§ Work order:
Using the string "true" as the key, pull each matching line out of the records below.

§ Element data from apps and pages:
□ □ □

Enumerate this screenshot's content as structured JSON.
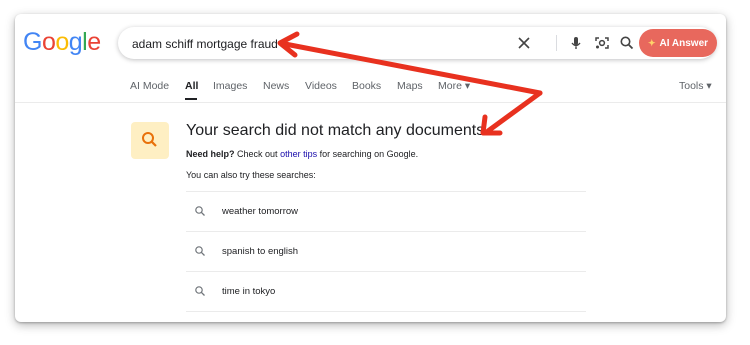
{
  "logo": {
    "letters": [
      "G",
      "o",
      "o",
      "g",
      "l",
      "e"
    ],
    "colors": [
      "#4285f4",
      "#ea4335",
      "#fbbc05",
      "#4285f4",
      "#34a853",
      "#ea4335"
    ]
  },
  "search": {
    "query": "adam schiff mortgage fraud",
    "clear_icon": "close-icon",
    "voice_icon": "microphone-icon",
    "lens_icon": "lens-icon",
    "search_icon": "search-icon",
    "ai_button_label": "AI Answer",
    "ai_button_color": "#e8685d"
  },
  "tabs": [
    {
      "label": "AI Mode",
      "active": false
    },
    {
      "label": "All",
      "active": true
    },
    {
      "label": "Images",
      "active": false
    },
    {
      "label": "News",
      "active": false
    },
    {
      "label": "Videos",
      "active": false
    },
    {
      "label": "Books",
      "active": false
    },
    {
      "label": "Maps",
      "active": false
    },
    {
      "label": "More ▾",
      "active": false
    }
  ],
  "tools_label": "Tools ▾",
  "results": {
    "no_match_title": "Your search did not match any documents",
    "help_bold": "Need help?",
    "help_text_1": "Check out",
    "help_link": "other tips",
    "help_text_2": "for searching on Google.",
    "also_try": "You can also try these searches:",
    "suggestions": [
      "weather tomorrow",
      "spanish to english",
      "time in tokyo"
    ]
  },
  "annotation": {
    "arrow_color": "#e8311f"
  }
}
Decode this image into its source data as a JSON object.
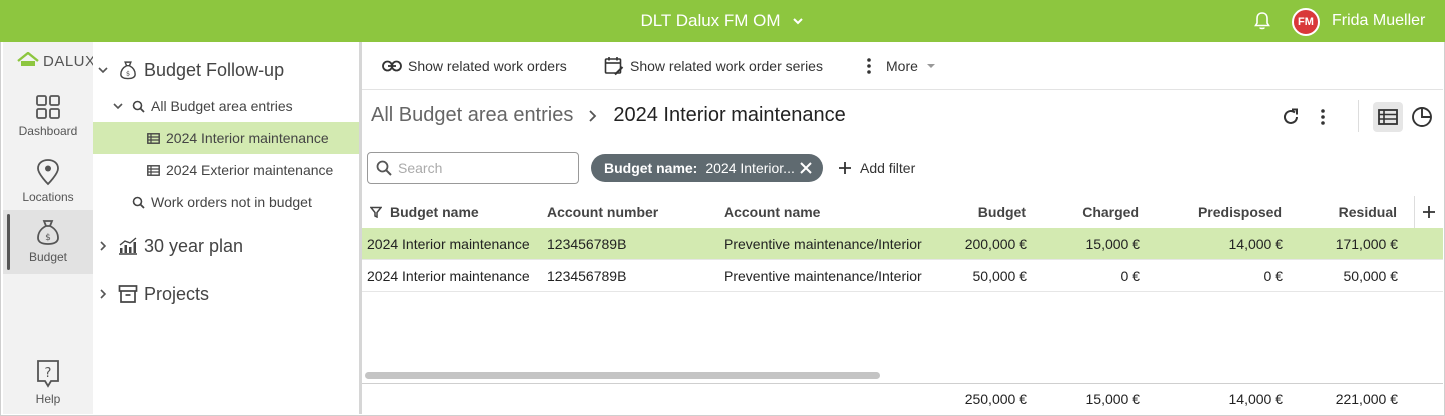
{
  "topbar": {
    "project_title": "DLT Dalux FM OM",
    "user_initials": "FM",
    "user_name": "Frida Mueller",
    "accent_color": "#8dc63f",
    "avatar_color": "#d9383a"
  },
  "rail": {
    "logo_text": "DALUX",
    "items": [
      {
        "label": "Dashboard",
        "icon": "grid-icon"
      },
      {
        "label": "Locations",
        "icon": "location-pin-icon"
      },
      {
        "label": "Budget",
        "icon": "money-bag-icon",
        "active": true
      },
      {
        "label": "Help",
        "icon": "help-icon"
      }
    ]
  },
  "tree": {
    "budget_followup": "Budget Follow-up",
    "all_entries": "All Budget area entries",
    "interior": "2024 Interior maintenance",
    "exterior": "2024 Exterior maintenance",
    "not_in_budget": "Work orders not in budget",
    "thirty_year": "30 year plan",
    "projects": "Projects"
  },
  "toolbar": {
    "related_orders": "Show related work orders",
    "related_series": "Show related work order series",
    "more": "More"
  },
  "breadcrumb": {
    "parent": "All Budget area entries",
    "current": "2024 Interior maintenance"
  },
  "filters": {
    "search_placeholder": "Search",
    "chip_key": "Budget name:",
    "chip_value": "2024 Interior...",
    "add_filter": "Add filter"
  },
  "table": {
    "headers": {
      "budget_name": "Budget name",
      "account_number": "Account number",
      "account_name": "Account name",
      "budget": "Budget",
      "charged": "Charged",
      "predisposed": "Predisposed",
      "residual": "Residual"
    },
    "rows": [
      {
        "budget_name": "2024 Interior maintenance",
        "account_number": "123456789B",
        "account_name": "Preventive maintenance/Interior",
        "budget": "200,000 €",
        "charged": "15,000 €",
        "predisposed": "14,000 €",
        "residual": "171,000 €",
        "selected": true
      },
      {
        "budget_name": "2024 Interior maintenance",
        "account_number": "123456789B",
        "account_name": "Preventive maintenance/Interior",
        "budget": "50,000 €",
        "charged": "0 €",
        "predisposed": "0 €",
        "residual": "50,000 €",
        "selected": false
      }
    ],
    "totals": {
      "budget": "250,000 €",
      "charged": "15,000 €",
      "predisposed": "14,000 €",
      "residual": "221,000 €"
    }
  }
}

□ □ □

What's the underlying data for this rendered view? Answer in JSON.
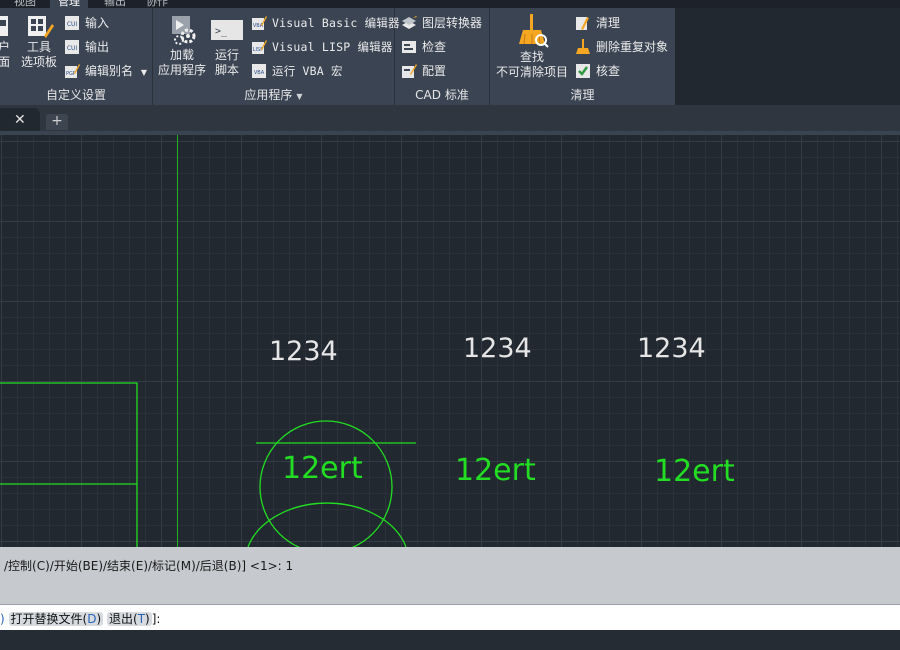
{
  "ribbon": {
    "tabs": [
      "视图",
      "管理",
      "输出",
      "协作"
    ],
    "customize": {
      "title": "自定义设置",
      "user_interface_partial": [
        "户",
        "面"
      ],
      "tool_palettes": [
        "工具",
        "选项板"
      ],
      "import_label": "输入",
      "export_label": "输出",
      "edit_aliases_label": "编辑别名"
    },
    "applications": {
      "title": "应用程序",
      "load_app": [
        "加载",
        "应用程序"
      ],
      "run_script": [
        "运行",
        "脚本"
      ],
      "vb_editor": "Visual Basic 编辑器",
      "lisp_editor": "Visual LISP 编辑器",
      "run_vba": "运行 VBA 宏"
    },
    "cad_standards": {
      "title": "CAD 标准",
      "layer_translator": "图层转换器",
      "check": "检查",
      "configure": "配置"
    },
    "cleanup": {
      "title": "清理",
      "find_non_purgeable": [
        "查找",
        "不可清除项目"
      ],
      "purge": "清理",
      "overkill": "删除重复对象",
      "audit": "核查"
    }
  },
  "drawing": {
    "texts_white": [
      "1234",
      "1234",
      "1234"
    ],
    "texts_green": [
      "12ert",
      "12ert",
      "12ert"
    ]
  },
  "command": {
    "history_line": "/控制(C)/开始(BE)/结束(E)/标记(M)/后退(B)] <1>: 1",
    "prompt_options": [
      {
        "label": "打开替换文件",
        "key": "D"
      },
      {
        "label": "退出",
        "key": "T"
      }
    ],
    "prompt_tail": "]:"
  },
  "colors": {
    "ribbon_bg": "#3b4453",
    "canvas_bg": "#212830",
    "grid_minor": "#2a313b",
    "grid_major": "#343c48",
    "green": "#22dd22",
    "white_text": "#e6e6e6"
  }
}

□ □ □

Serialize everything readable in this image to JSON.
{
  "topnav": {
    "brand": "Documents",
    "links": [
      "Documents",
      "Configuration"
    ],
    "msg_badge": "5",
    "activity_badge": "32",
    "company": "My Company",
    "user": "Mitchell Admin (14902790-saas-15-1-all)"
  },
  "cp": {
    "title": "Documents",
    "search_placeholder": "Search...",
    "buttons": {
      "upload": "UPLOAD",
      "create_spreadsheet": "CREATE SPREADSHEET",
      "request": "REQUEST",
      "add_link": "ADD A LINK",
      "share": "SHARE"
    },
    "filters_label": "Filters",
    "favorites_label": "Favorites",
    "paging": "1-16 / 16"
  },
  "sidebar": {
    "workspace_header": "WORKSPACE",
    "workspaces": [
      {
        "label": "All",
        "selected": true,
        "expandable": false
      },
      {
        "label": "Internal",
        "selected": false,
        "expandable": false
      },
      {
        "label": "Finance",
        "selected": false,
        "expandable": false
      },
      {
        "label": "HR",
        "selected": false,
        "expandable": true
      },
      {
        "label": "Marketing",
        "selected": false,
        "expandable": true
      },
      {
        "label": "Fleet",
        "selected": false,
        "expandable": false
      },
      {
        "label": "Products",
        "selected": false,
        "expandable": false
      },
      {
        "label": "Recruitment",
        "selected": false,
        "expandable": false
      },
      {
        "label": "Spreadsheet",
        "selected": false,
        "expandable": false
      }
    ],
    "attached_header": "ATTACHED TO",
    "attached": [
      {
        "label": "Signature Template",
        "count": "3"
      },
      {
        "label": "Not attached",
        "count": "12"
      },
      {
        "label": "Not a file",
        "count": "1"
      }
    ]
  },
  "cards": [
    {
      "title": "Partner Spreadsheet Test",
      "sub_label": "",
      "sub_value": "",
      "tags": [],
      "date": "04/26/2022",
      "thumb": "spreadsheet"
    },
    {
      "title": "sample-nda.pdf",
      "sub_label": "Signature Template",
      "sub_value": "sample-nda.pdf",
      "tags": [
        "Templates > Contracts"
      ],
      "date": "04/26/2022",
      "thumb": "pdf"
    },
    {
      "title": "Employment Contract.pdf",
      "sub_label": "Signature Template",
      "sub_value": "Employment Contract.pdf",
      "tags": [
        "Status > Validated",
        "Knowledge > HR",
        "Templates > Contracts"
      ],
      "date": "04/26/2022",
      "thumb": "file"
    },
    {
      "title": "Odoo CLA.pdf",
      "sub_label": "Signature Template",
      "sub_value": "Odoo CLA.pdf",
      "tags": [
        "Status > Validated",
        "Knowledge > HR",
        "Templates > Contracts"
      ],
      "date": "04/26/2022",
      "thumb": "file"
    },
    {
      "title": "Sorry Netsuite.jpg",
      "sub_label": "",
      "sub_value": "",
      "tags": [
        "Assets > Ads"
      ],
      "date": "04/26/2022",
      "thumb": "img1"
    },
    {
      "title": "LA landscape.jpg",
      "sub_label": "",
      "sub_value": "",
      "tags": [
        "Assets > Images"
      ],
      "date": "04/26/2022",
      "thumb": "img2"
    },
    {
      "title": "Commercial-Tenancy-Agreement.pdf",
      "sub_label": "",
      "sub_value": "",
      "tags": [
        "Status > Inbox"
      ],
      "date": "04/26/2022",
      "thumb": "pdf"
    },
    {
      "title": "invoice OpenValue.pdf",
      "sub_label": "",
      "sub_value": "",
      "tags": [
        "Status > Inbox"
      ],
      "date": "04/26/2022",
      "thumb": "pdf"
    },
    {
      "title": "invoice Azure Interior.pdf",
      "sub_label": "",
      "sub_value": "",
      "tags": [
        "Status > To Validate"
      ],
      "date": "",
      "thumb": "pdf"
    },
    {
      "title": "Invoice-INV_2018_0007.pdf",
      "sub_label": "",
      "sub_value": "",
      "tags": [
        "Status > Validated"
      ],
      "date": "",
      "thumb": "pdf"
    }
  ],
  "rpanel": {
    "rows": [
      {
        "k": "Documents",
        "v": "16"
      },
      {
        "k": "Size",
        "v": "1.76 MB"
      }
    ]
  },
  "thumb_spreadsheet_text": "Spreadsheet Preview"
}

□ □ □

§ Answer below:
      "active": true
        "active": true
        "selected": true
        "selected": true,
        "expandable": true
        "expandable": true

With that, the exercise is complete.